- Assigned task: Reproduce the records below exactly as they appear.

- Data section:
---+---

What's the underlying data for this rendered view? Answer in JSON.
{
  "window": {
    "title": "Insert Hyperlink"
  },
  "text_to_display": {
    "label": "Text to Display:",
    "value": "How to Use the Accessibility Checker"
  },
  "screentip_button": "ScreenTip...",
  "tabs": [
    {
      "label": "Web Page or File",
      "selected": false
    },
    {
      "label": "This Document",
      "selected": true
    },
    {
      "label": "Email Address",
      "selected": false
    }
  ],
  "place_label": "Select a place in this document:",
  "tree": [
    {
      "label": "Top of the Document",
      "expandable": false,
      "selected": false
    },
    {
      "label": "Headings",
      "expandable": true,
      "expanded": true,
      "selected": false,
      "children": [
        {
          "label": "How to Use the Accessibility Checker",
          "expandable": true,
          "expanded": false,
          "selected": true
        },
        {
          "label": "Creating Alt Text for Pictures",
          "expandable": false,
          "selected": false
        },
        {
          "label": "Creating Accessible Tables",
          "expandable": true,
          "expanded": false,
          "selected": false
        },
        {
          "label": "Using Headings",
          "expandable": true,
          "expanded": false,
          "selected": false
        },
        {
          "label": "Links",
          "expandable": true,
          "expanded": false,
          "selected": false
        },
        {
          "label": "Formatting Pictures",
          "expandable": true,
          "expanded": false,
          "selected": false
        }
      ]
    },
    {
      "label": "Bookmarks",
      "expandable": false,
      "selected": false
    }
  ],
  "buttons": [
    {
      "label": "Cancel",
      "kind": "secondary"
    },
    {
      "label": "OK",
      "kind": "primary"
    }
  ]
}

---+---

- Answer space:
What's the underlying data for this rendered view? Answer in JSON.
{
  "window": {
    "title": "Insert Hyperlink"
  },
  "text_to_display": {
    "label": "Text to Display:",
    "value": "How to Use the Accessibility Checker"
  },
  "screentip_button": "ScreenTip...",
  "tabs": [
    {
      "label": "Web Page or File",
      "selected": false
    },
    {
      "label": "This Document",
      "selected": true
    },
    {
      "label": "Email Address",
      "selected": false
    }
  ],
  "place_label": "Select a place in this document:",
  "tree": [
    {
      "label": "Top of the Document",
      "expandable": false,
      "selected": false
    },
    {
      "label": "Headings",
      "expandable": true,
      "expanded": true,
      "selected": false,
      "children": [
        {
          "label": "How to Use the Accessibility Checker",
          "expandable": true,
          "expanded": false,
          "selected": true
        },
        {
          "label": "Creating Alt Text for Pictures",
          "expandable": false,
          "selected": false
        },
        {
          "label": "Creating Accessible Tables",
          "expandable": true,
          "expanded": false,
          "selected": false
        },
        {
          "label": "Using Headings",
          "expandable": true,
          "expanded": false,
          "selected": false
        },
        {
          "label": "Links",
          "expandable": true,
          "expanded": false,
          "selected": false
        },
        {
          "label": "Formatting Pictures",
          "expandable": true,
          "expanded": false,
          "selected": false
        }
      ]
    },
    {
      "label": "Bookmarks",
      "expandable": false,
      "selected": false
    }
  ],
  "buttons": [
    {
      "label": "Cancel",
      "kind": "secondary"
    },
    {
      "label": "OK",
      "kind": "primary"
    }
  ]
}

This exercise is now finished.